Living With an STD and The Shame Game

When it comes to living with an STD, shame and stigma go hand-in-hand. Shame is internal and refers to the feelings we have about a particular situation. Stigma is external and refers to a set of negative beliefs that surround a particular issue. If we feel shame about something, then we are more susceptible to the negative impact stigma can have on us.

SHAME: A painful feeling of humiliation or distress caused by the consciousness of wrong or foolish behavior.

STIGMA: A mark of disgrace associated with a particular circumstance, quality or person.

How we deal with and combat the shame and stigma of living with an STD is a lengthy subject that could be written (and talked) about for hours on end. For the purpose of this article, I want to focus on shame because the first step in combating the stigma of living with an STD is learning not to be ashamed of it.

Before I go any further, know that you are not alone. The Internet is rich with community forums where others who are living with an STD can share their struggles, successes and find a sense of community. A site like offers a one-stop shop for those living with an STD. You can start a blog, join a forum or search for others living with the same STD -- whether for love, friendship or support.

The definition of shame gives us critical insight into the key to stopping the negative and often overwhelming affects shame can have on a person. Shame, as defined above, is a painful feeling of humiliation or distress caused by the consciousness of wrong or foolish behavior. We feel shame because we think that we did something wrong, or someone did something to us and in some way, we were responsible for it.

We believe we are in this situation because of the choices we did or did not make. In reality, this is totally true. Everything in your life is the sum total of every single choice you've made in your life, whether consciously or unconsciously. However, you must reframe how you think about it. It's not about good or bad choices. It's about the outcome of a choice you made, and do you want that outcome to be the same or different in the future?

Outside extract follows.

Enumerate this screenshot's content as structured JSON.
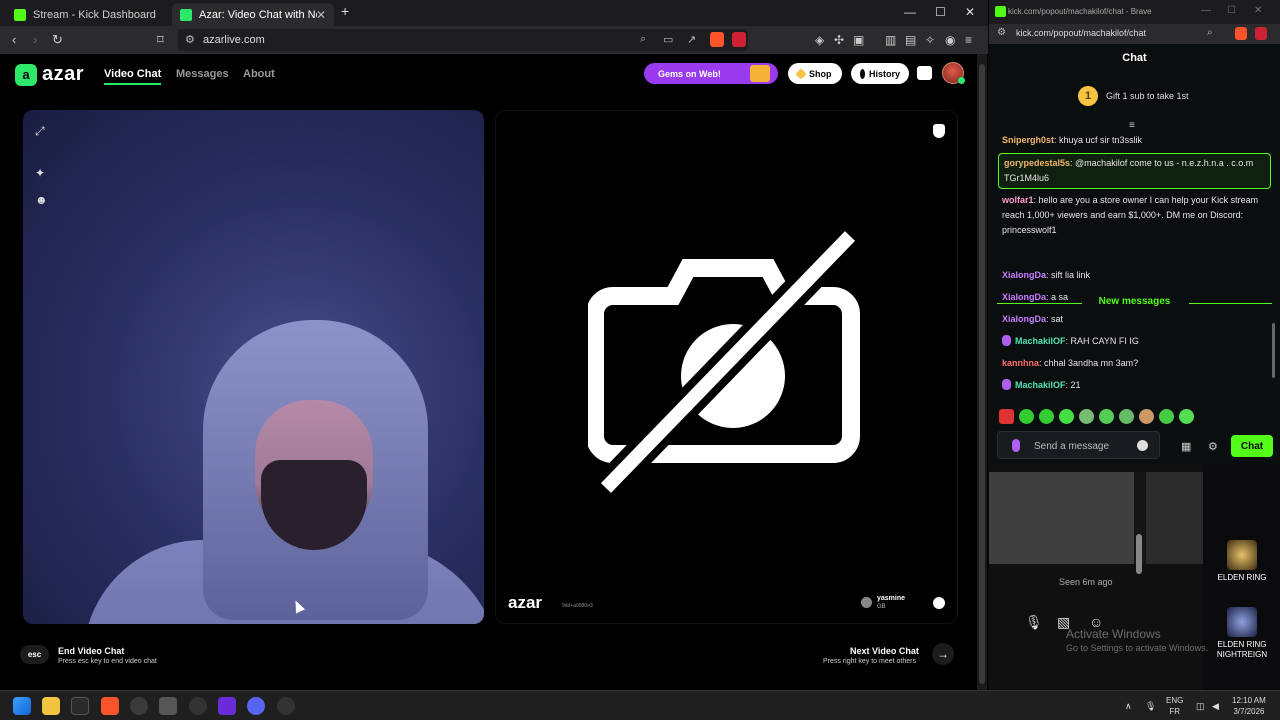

There's no instruction manual for life; no one on this planet has the answers, and nobody is any better or worse than anybody else.

Forgive yourself. Tell yourself it's OK.

Making an effort to learn from a past choice (and its consequences) is healthier and more productive than wasting your time berating yourself (or anyone else) for something that happened in the past. Just because a particular choice or situation resulted in getting an STD (whether life-long or otherwise) doesn't make you any better or worse of a person than that time you made that decision to drink that glass of expired milk. In either case, maybe you won't make that same choice again. Maybe you will. Who knows. The point is you are no better or worse of a person for having made those choices.

How you frame the internal dialogue going on in your head can be helpful in combatting shame.

➢ Internal dialogue #1: I should have used a condom. If I had, I wouldn't be in this situation.

➢ Internal dialogue #2: In the future, I'm really going to make an effort to use condoms.

In scenario one, all you're doing is beating yourself up and reinforcing the idea that you did something wrong. You're wasting precious time and energy on punishing yourself. That's just silly. So stop doing it right now.

In scenario two, you're making a statement that was informed by the choices (and their consequences) you made in the past, but point towards making different choices in the future. Let's go back to the example of the expired milk. If the decision to drink that milk left you feeling less than stellar, are you going to spend all of your time beating yourself up? No, probably not. You might tell yourself "well, that wasn't the best decision I've ever made," but in the end, the takeaway message is "I'm not going to drink expired milk anymore." Letting your past experiences inform the decisions you make in the future is much healthier, and more productive than beating yourself up about things that you cannot change. While I understand that the example of the spoiled milk is much simpler than the multi-faceted issue of living with an STD, at its core they are the same.

BOTTOM LINE: You can't be present to this moment if you keep reliving the past. Learn from it, but don't live there.

Disclosure: I am a consultant for,, and have been living mostly shame-free with HIV since 2002.